In addition to the 1987 NPL listing by EPA, the department placed the Lake City AAP facility on the Registry of Confirmed Abandoned or Uncontrolled Hazardous Waste sites on March 2, 2001. Additional information on the remedial actions taking place at the facility can be found on EPA’s website at cumulis.epa.gov/supercpad/cursites/csitinfo.cfm?id=0701757.
Lake City AAP is currently operating under a department-issued Missouri Hazardous Waste Management Facility Part I Permit, which was issued May 25, 2017. This permit was first issued in 1989 and reissued in 2002, along with an EPA-issued Hazardous and Solid Waste Amendments Part II Permit. The department reissued the Part I Permit; however, EPA decided not to reissue the Part II Permit, since EPA has no site-specific conditions for the facility beyond those contained in the Part I Permit and Missouri is fully authorized for all permitting activities at the facility.
The Part I Permit allows Alliant to store hazardous wastes in container storage areas and treating hazardous waste in its incinerator. The waste includes “characteristic” hazardous waste as well as various F-, K- and U-listed hazardous wastes as specified in the Part A and B applications. The regulated units under the current permits consist of 12 hazardous waste container storage areas and the explosives waste incinerator. These permits also require corrective action in the event there is a newly-identified release to the environment from a new or previously-identified solid waste management unit or area of concern. Most post-closure and corrective action activities for known solid waste management units, areas of concern, and known releases from those units/areas, which would otherwise be addressed under the Part I Permit, were deferred to CERCLA, with EPA providing primary regulatory oversight in coordination with the department’s Federal Facilities Section. The deferral from the RCRA to CERCLA program is clearly recognized in the Part I Permit. This deferral will continue as long as the activities conducted under CERCLA are consistent with and address the substantive requirements that would otherwise apply under the State’s RCRA-equivalent program. If, at any time, the department determines that all corrective action issues are not being addressed according to those requirements, the department retains the option to modify the Part I Permit as necessary to address the requirement(s).

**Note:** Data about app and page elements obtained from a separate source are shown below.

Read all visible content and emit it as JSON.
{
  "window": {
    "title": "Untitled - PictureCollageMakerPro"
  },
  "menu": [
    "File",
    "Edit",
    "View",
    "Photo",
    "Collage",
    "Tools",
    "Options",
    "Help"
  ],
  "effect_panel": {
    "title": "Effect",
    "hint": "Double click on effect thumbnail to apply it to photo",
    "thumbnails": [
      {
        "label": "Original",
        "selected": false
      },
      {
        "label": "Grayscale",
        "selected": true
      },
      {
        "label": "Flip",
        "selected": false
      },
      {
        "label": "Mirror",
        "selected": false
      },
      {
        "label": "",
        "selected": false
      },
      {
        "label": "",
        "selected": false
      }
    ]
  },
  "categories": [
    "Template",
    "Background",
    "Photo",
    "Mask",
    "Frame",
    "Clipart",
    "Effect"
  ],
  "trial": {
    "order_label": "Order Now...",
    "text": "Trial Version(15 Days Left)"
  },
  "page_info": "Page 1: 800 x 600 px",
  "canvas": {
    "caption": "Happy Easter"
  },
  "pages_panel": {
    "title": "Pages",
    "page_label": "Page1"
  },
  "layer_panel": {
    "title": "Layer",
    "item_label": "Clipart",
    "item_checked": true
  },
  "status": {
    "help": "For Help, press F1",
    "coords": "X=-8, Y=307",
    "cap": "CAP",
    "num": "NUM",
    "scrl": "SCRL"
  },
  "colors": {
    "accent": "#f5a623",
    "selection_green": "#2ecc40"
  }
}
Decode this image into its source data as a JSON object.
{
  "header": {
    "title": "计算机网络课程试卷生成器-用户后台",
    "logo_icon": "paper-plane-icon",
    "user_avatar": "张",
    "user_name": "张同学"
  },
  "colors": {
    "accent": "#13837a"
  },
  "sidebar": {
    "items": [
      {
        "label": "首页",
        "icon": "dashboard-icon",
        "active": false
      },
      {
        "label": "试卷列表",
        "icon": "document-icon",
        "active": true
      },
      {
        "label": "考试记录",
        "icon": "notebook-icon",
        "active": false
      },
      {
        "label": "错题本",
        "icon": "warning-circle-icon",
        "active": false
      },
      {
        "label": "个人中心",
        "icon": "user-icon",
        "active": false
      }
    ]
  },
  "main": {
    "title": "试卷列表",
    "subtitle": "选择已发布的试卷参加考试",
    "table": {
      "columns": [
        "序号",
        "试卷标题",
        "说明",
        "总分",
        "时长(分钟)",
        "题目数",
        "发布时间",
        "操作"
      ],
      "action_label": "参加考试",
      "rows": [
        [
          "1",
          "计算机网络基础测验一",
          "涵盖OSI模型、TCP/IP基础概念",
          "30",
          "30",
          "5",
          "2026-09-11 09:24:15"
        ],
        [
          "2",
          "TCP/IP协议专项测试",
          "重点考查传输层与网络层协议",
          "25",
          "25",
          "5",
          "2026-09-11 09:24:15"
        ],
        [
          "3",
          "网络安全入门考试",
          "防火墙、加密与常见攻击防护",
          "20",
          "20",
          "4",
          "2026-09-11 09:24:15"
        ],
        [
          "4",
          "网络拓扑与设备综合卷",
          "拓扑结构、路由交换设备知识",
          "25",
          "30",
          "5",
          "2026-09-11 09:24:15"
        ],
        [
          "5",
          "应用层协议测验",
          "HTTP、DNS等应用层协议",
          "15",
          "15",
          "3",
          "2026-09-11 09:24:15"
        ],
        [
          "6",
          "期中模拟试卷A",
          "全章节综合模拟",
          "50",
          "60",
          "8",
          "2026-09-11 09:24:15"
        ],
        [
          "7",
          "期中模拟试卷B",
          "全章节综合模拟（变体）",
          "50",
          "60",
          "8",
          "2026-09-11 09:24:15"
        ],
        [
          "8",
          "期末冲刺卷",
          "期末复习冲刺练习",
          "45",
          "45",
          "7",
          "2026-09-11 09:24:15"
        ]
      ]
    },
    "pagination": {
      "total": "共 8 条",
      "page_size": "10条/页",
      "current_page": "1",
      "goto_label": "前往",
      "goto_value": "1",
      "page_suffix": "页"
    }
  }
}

Listed below are the currently effective regulatory mechanism(s) and any modifications, institutional controls and any supporting documents regarding this property that the department currently has available in electronic form. The department realizes some of the electronic files can be quite large, which may result in long download times for individuals with slow internet connections. If you have any problems accessing these documents, please contact the department’s Waste Management Program by telephone at 573-751-5401 or 800-361-4827, or by email at firstname.lastname@example.org.
You can review printed copies of all regulatory agreements, reports and other supporting documents at the department’s Elm Street Conference Center in Jefferson City, Missouri. To review or obtain copies of the department’s files, please submit a Sunshine Law Request.
|Regulatory Agreements||Regulatory Agreement Note|
Expiration Date:No Part II